Dataset rows for apps and sites:
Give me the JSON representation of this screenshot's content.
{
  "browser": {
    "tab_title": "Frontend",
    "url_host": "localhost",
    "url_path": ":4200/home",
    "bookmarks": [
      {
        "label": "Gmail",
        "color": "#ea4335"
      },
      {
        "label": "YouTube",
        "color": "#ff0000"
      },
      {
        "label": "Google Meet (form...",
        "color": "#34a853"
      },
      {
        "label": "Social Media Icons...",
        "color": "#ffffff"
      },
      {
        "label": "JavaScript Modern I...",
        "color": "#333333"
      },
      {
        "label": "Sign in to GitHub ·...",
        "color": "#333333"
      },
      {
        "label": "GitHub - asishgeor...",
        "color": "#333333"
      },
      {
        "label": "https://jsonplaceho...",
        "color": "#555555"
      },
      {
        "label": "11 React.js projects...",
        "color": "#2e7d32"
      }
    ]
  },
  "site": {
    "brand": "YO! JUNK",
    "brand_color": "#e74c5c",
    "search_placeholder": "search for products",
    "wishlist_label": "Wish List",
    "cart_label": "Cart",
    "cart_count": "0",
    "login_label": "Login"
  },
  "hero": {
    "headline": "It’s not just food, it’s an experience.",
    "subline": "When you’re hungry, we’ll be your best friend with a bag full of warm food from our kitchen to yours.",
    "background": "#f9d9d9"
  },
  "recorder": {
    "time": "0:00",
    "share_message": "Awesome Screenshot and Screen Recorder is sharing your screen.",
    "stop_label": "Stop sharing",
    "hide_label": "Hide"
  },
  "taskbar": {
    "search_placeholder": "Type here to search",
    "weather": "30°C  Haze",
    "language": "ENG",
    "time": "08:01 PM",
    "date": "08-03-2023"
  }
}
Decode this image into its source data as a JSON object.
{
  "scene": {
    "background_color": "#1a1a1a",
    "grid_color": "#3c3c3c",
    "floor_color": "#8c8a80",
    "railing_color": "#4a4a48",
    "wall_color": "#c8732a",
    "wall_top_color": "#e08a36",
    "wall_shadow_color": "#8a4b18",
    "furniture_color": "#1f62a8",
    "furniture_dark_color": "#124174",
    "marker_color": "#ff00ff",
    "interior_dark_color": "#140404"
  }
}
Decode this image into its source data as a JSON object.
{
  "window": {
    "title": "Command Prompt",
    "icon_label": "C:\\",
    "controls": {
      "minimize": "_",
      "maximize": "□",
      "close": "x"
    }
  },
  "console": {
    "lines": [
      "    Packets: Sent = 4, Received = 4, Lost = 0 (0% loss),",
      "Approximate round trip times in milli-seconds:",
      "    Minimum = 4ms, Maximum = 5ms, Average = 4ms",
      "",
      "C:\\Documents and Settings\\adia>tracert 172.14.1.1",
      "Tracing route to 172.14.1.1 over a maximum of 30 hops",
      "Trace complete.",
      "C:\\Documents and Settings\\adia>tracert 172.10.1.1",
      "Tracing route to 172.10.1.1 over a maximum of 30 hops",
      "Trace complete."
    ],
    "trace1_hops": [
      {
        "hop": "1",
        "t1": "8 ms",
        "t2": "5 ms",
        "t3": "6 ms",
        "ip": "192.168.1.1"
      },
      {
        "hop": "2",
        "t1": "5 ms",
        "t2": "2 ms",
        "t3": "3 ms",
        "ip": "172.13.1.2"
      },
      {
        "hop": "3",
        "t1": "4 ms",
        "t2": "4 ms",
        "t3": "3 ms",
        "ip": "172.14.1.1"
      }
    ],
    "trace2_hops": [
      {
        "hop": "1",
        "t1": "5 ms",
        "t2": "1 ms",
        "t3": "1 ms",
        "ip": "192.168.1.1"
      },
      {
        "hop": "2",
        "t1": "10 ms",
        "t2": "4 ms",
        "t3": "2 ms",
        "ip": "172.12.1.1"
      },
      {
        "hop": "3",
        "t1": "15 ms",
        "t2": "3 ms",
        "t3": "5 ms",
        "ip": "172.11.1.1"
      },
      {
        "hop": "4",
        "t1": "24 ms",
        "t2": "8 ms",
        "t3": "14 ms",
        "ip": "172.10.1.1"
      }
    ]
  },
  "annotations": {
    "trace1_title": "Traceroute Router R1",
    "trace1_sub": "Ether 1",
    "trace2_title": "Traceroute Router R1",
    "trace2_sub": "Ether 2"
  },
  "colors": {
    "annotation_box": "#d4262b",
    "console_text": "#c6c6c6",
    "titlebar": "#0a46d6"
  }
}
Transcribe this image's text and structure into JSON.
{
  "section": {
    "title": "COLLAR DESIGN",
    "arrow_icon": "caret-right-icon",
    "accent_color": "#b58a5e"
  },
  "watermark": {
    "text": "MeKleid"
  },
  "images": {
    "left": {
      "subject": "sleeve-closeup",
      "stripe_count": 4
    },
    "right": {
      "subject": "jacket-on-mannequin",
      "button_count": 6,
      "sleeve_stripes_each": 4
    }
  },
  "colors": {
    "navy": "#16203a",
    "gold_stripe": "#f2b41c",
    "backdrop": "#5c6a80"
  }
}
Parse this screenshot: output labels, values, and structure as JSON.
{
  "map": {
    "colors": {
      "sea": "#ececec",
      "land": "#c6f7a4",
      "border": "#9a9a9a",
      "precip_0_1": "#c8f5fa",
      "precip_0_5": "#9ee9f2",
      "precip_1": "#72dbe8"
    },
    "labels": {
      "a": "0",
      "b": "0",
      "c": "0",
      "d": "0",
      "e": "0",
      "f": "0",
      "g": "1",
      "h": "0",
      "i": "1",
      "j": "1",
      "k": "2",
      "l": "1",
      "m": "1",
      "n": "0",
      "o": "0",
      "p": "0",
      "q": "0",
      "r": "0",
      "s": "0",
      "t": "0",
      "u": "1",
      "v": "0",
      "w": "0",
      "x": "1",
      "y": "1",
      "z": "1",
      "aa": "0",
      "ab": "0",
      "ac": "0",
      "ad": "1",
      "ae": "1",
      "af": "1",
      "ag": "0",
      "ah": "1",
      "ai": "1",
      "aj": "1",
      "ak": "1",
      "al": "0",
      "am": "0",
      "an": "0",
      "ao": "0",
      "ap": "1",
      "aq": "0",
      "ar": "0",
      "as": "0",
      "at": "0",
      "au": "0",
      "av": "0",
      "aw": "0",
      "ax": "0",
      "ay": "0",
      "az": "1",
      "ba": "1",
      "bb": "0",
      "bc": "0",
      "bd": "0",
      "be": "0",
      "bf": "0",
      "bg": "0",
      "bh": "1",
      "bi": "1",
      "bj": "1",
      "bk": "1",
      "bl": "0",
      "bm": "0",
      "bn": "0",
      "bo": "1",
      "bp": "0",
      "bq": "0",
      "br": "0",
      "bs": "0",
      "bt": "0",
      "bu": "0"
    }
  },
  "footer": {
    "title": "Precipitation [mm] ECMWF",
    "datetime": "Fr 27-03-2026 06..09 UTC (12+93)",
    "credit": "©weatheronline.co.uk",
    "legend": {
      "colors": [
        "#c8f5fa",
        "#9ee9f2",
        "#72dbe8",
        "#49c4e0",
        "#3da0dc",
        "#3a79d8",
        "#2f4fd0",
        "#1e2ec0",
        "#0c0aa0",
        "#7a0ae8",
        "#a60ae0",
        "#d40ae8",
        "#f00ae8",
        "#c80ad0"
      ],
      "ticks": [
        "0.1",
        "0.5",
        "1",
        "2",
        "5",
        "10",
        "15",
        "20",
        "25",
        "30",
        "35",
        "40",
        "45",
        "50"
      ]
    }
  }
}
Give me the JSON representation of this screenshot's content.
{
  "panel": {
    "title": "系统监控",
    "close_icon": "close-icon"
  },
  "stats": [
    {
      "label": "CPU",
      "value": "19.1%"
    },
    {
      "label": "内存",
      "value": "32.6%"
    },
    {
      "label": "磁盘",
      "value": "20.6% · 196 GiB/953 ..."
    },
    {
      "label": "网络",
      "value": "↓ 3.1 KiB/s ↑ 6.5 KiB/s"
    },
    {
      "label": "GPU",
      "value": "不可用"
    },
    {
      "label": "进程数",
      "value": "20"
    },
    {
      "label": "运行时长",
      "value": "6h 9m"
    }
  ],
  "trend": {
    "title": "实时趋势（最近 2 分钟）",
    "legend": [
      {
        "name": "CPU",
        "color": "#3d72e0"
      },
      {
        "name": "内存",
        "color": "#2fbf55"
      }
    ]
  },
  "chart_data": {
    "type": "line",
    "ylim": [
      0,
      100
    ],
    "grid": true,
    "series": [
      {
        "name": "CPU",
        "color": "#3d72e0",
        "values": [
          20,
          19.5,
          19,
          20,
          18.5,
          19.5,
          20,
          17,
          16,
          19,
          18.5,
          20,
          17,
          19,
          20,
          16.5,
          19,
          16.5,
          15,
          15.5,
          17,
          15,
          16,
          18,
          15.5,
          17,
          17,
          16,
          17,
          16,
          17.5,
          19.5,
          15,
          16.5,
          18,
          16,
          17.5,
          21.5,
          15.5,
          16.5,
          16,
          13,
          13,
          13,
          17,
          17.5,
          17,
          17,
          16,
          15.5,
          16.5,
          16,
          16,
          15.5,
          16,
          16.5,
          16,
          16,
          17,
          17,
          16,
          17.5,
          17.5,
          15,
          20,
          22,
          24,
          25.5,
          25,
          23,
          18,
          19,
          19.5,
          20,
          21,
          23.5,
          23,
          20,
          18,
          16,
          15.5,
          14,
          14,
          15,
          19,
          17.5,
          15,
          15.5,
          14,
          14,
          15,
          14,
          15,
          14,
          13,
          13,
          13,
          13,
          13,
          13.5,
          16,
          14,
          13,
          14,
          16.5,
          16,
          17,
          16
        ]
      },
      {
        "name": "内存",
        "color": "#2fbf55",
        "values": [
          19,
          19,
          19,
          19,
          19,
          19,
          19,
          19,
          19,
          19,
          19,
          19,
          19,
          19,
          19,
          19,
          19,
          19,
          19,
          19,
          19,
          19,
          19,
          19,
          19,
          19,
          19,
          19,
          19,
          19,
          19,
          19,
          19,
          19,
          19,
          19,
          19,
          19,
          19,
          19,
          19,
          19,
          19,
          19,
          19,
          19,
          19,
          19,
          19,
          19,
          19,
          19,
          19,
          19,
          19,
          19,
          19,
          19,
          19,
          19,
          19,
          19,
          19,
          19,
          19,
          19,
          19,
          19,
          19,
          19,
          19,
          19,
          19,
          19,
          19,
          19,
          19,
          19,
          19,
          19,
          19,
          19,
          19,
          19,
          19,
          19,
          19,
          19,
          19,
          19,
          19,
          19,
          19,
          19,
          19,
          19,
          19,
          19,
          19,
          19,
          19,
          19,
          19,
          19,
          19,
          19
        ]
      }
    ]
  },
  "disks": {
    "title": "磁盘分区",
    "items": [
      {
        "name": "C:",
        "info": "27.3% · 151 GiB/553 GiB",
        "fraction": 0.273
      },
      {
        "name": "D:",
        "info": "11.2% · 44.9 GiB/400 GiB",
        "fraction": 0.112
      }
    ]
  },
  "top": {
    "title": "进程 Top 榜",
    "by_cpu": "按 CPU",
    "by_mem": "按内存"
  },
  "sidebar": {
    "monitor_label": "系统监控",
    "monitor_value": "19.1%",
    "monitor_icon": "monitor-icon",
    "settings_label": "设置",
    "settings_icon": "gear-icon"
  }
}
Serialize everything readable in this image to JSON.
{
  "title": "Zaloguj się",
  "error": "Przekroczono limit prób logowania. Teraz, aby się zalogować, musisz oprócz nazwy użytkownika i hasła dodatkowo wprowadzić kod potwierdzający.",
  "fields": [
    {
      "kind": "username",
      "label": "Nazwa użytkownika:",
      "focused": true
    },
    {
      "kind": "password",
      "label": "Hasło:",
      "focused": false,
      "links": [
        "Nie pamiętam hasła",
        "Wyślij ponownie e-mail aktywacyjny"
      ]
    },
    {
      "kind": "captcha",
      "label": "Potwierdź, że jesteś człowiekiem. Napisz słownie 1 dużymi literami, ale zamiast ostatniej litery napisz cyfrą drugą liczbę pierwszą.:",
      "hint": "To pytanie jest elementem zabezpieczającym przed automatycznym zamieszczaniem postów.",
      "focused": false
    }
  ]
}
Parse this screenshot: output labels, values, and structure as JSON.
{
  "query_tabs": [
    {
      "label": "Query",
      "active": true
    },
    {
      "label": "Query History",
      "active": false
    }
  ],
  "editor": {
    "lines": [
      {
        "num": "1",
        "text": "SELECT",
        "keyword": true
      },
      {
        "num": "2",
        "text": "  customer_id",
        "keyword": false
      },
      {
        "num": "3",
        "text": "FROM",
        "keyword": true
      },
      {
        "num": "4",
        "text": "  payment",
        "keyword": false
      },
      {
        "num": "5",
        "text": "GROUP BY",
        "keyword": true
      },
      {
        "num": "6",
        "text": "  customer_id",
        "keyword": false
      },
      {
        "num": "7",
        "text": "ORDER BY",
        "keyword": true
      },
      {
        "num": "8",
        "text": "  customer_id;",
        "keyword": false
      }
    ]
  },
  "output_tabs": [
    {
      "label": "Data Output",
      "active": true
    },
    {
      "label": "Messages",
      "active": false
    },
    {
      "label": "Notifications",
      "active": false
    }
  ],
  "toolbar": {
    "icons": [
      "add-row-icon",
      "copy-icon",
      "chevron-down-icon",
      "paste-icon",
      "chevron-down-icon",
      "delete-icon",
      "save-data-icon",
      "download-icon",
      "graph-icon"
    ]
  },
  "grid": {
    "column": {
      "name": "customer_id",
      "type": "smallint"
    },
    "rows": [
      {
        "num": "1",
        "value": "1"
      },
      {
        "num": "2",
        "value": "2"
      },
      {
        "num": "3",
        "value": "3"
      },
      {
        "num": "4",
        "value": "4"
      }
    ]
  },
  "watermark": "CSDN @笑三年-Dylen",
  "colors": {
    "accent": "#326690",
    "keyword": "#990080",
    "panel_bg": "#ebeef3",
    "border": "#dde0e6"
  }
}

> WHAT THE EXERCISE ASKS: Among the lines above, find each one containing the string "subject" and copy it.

> ANSWER:
      "subject": "sleeve-closeup",
      "subject": "jacket-on-mannequin",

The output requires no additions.